In comics, the Dark Horse era brought a lot of new and ambitious things to the Star Wars story. The “Star Wars Tales” series is one of the most interesting in the whole thing. “Star Wars Tales” was an anthology series that looked at one-shot stories from all over the timeline. “Skippy the Jedi Droid” and Tag and Bink, two wacky rebel spies, were some of the one-shots that were funny. Other one-shots were more serious, like the “Skippy the Jedi Droid” parody.
Ryder Windham wrote “Thank the Maker,” which was a one-shot that many people loved. Some of them were more serious in tone. C-3PO’s body is found by Darth Vader in Cloud City in “The Empire Strikes Back.” Vader thinks back to when he made the droid in his childhood, and he has a short thought about it.
5. Eight for Aduba-32
Second comic: ‘Eight for Aduba-32’ (opens in a new tab) is the second original Star Wars comic that Marvel made after they made the movie for the first time.
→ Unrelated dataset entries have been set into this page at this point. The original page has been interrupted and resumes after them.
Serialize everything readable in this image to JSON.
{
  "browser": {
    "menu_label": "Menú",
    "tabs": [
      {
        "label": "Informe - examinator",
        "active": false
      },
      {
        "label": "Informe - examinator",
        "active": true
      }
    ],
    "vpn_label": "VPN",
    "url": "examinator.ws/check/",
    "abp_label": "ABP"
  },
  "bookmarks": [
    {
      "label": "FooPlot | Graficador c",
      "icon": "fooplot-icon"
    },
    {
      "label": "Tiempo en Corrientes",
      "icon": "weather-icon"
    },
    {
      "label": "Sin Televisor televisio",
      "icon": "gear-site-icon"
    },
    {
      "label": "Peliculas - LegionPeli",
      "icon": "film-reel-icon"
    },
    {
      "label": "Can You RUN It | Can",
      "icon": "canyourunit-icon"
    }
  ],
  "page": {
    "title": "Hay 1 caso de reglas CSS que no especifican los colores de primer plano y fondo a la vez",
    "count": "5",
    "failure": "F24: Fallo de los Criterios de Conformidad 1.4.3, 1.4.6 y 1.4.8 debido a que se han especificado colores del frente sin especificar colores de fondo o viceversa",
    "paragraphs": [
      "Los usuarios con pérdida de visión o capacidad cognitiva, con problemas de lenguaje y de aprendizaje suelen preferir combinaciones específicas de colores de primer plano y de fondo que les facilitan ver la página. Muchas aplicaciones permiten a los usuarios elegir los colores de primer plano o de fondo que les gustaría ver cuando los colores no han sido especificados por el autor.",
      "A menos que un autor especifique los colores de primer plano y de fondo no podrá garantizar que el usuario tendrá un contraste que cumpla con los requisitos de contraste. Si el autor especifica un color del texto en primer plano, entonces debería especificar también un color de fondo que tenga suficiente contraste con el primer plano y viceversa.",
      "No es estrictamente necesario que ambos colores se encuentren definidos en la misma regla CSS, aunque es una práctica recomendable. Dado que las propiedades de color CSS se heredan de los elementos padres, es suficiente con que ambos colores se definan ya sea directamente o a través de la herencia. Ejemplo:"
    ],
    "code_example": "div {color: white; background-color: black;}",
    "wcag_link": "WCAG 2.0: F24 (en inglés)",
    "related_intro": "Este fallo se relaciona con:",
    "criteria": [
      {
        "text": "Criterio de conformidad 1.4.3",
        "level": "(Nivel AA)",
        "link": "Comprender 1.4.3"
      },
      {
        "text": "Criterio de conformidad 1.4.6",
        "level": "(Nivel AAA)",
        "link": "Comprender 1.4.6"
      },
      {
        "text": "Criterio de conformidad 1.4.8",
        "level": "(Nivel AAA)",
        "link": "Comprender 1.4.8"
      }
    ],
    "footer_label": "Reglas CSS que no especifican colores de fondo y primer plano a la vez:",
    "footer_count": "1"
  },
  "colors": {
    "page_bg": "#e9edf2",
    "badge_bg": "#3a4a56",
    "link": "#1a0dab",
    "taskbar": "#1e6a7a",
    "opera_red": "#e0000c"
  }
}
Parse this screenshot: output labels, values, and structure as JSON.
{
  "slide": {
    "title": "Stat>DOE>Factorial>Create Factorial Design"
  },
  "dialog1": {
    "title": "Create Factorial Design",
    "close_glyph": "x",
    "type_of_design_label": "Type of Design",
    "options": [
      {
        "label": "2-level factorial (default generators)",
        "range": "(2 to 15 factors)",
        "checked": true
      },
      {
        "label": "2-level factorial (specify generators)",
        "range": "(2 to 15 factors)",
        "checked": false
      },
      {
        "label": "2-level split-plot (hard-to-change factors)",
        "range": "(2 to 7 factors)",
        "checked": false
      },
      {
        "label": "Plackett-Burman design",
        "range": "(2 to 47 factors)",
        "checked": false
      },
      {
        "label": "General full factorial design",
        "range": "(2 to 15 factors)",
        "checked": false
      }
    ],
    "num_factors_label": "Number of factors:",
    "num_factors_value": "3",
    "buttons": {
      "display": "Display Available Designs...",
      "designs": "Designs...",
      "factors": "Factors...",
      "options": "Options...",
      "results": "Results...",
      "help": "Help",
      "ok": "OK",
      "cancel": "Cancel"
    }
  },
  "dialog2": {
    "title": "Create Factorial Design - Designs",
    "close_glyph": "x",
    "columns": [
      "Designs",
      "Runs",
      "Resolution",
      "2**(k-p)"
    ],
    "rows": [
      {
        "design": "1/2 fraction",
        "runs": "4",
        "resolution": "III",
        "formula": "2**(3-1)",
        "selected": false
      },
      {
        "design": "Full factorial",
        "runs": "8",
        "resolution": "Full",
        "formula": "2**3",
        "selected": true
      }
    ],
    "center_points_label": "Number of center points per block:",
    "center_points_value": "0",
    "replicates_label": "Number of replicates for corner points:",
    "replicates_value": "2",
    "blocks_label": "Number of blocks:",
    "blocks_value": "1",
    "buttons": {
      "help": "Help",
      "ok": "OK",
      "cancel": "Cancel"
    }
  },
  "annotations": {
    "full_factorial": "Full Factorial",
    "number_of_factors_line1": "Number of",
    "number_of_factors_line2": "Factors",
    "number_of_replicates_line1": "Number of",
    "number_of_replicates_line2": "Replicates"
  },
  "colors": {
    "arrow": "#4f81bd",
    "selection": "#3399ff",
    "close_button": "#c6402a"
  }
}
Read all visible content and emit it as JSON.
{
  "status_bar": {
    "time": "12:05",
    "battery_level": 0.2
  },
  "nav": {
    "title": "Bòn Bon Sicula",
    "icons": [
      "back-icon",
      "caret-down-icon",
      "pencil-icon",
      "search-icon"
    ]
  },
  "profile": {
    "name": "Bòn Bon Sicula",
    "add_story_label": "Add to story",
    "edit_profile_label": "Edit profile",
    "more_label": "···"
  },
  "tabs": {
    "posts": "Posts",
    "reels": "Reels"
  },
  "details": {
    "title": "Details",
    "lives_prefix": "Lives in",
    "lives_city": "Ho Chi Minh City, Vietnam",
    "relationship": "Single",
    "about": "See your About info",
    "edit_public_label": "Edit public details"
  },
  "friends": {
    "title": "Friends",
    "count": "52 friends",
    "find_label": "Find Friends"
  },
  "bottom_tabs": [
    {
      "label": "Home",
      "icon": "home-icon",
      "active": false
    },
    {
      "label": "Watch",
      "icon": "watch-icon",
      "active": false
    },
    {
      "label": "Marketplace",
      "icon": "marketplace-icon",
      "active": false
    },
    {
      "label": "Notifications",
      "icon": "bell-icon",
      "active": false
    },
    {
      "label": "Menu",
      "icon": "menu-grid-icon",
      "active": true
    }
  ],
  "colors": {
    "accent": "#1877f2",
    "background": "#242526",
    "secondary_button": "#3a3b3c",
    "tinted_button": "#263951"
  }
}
It shows.
This movie is basically a rip-off of The Seven Samurai (or The Magnificent Seven, depending on your tastes). Han and Chewie team up with characters like aging Jedi Knight Don-Wan Kihotay and a giant green rabbit called Jaxxon. It’s a story that takes the sillier, pulpier parts of what George Lucas came up with and runs with them… maybe even a little too far.
If you’re a die-hard fan of the mythology, this is going to make you crazy. For everyone else, this is a fun story that deserves more attention than it gets.
6. The Newspaper Strips
Because Star Wars is based on Flash Gordon and Buck Rogers, it almost feels like it’s a family business.
But with Archie Goodwin and Al Williamson in charge, the strips felt as true to their format as they did to the movies that inspired them. They added new characters, new adventures, and the kind of art that classic comics are made of.
7. To Take the Tarkin
The Marvel comic “To Take the Tarkin” (opens in a new tab) may be the best of the early Star Wars comics for people who care about that kind of thing. It takes place between The Empire Strikes Back and Return of the Jedi.
Walt Simonson and Tom Palmer did the art, and David Micheline wrote the script. This story about the attempt to build a weapon that out-Death Stars the Death Star didn’t just “get” Star Wars, it “got it so well that it does Return of the Jedi far, far better than the movie itself.”